The organ of taste
Taste organ (organum custus) is a peripheral part of the taste analyzer and is located in the mouth.
Taste receptors are composed of neuroepithelial cells that contain nerve branching and taste are called taste buds.
Taste buds (gemma gustatoria) are oval and are located mainly in the leaf, mushroom and circumvallate papillae of the mucous membrane of language (see "Digestive System"). In small quantities they are in the mucosa of the anterior surface of the soft palate, epiglottis and posterior pharyngeal wall.
Stimuli are perceived bulbs come to the nuclei of the brainstem, and then in the cortical end of the taste analyzer.
Receptors are able to distinguish four basic tastes: sweet perceive receptors located on the tip of the tongue, bitter - receptors located at the base of the tongue, salty and sour - the receptors on the edges of the tongue.
a., aa. — arteria, arteriae (artery, the artery)
lig., ligg. — ligamentum, ligamenta (ligament, the ligaments)
m., mm. — musculus, musculi (muscle, the muscle)
n., nn. — nervus, nervi (nerve, the nerve)

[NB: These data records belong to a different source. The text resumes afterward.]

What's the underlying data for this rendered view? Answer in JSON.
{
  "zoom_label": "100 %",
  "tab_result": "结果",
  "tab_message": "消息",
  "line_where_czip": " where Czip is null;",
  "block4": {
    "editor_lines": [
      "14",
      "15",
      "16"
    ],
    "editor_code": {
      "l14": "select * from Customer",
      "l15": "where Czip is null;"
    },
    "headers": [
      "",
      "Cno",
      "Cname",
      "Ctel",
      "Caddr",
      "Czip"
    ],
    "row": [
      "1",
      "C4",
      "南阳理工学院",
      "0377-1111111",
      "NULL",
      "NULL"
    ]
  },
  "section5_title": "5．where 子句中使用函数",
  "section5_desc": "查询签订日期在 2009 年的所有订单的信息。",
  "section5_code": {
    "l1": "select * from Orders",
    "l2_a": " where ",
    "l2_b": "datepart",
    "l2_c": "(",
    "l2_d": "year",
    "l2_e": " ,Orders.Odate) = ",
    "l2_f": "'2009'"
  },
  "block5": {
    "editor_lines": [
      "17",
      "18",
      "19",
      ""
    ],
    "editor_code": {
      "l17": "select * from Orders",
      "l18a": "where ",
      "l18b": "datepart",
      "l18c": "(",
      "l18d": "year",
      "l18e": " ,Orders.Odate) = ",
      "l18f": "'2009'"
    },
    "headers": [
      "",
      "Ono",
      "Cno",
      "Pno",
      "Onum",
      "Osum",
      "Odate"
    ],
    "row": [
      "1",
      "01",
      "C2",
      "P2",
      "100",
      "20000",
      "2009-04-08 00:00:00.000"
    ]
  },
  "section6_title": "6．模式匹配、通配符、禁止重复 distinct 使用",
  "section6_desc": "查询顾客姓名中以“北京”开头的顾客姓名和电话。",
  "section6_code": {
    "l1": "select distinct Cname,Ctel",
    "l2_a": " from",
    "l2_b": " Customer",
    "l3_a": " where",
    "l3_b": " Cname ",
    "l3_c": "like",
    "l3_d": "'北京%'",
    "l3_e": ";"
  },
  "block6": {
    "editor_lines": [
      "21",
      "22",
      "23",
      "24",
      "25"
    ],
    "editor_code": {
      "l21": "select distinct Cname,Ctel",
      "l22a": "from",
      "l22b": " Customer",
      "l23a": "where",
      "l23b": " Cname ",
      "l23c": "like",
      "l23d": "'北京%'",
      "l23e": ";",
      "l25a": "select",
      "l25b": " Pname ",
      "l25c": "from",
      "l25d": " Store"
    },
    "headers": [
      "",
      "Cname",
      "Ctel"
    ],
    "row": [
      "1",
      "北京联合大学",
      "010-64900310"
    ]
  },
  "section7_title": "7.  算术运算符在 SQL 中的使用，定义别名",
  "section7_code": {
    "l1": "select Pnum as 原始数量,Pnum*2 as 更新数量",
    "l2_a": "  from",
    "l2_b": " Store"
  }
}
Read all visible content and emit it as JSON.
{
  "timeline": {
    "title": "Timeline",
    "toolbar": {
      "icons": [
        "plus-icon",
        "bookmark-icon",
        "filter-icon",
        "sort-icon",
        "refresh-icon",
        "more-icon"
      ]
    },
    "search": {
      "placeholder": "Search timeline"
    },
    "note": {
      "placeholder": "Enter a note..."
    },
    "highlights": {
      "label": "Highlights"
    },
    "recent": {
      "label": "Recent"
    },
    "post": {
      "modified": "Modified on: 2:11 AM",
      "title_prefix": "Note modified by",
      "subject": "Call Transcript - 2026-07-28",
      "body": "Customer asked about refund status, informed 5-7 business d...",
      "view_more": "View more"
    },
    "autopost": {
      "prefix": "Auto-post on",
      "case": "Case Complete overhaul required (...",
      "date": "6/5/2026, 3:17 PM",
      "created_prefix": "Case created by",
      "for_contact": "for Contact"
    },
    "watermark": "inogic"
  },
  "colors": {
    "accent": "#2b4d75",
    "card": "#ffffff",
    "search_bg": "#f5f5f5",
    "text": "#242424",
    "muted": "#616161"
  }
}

r., rr. — ramus, rami (branch)
s. — seu (or)
v., vv. — vena, venae (vienna)